We began wondering if a speaking valve might be a possibility BEFORE the tracheal scarring was fixed and her ENT said that we could do some pressure testing with a valve after her tonsils were out and healed up. That was this last trip. Once she was awake after her scopes, they came down and tested it out. We had to drill two little holes into the speaking valve to relieve some of the pressure, but we got the go ahead!
A speaking valve, or Passy Muir, is a valve that allows a trached individual to breathe IN through the trach, but forces them to breathe OUT of their mouth and nose, thus forcing the air past the vocal cords. Since Evie has a larger trach size and a very small opening at the top of her trachea, she needs those two little holes to allow some of the air to go out the trach still (think about not being able to exhale fully and how scary that would be). At first she didn’t like it AT ALL, but now she wants to wear it all the time!
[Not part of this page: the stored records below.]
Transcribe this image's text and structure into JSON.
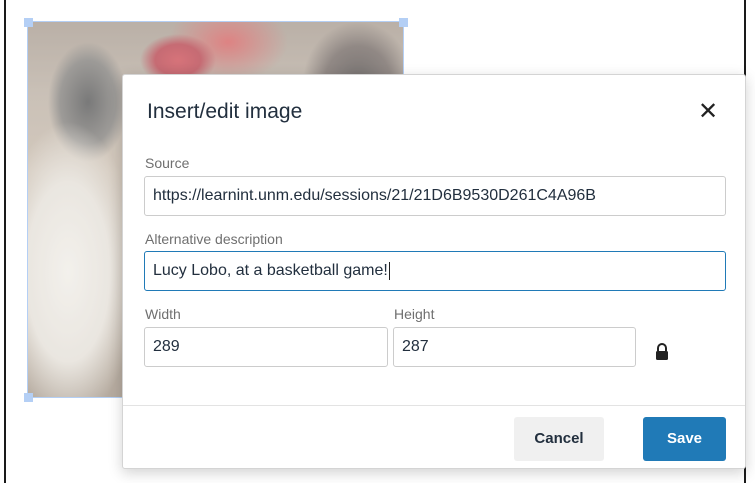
{
  "dialog": {
    "title": "Insert/edit image",
    "close_glyph": "✕",
    "source": {
      "label": "Source",
      "value": "https://learnint.unm.edu/sessions/21/21D6B9530D261C4A96B"
    },
    "alt": {
      "label": "Alternative description",
      "value": "Lucy Lobo, at a basketball game!"
    },
    "width": {
      "label": "Width",
      "value": "289"
    },
    "height": {
      "label": "Height",
      "value": "287"
    },
    "lock_icon": "lock-icon",
    "buttons": {
      "cancel": "Cancel",
      "save": "Save"
    }
  },
  "colors": {
    "primary": "#207ab7",
    "focus_border": "#207ab7",
    "selection_handle": "#b4cff5"
  }
}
She’s not quite sure what to do, she hasn’t vocalized in 2.5 years, but she inadvertently does it when she cries and last night we even heard a few laughs when she was romping around with big sister! It’s very quiet since she’s not getting very much air past the vocal cords still, but it’s noise! And she loves it!
I caught it on video last night. It really is the most beautiful sound. Never thought I’d say that I love hearing my child cry, but it’s true right now. I love HEARING her!
Hopefully over the next several weeks and months she’ll figure out how to make more sounds! We’ll keep you updated!